Like many people, I suspect, I am capable of gross hypocrisy at times, but not so gross that I am now going to adopt an attitude of sentimentality or mourning at her passing. Insofar as I feel any emotion at her death, it is a sense of a moment in history, of being present at the time of an era coming to a symbolic closure. Quite apart from anything else, I never knew her, and the real mourning must be left to those who counted her as a friend, a mother, or a grandmother.
So much for what I don’t feel. What I do feel is prompted by something much closer to home. As I passed through Brixton last night, I witnessed a crowd of people apparently celebrating Mrs Thatcher’s death. The slogan “The bitch is dead” was painted in large letters on a sheet fastened to a tree and there appeared to be something of a party atmosphere. I read in the news today that there were a smattering of such events across the country.
To these events, unlike the death itself, I had a clear emotional reaction, and it was one of profound sadness. Do we really live in a world where we feel that it is right to celebrate death in this way? Have we so lost our respect for our common humanity and shared human experience?
I am sure that many opponents of Mrs Thatcher would argue that she herself often showed a lack of compassion for others, and lack of insight into shared humanity. They may well be right. As a gay man who grew up in the shadow of section 28 and struggled to come to terms with my own sexuality in its grip, I might even be entitled to give myself a minor place amongst them.

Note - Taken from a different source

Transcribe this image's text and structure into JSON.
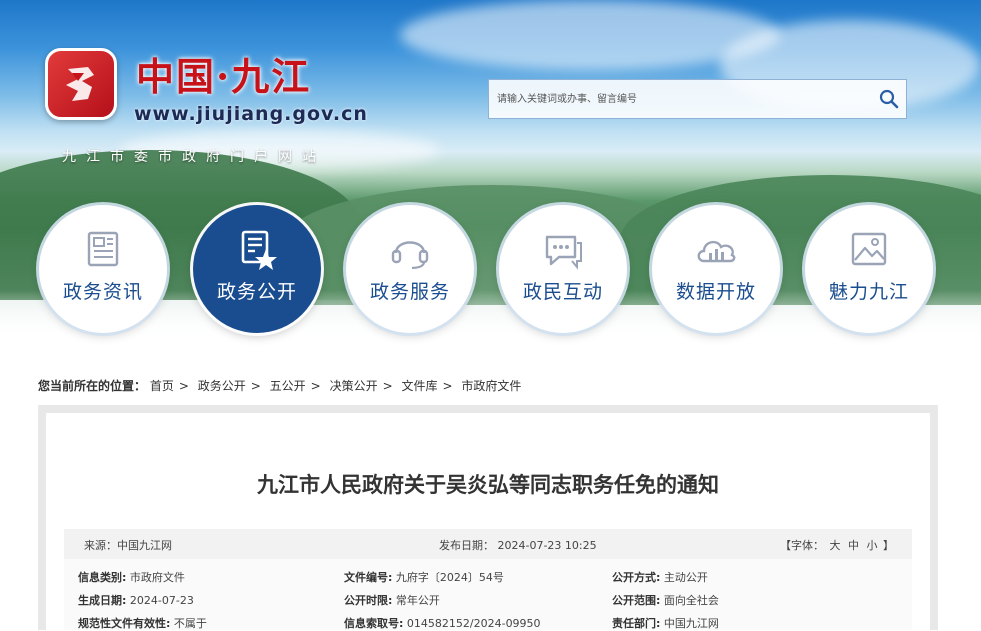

But that does not give me the right to hate, and it does not make anger the right way forward. If anything, it makes me more determined not to take these routes. If we fill our world with hate, anger and disrespect, then we cannot really be surprised to find ourselves living in a hateful, angry and uncaring world. I don’t think that’s the type of world most of us want to live in.
At some point in time, we have to break that cycle of anger and distrust – and like all “we’s” that really matter, that starts with you and I; and I would respectfully suggest to all parties that a good point in time to start is right now.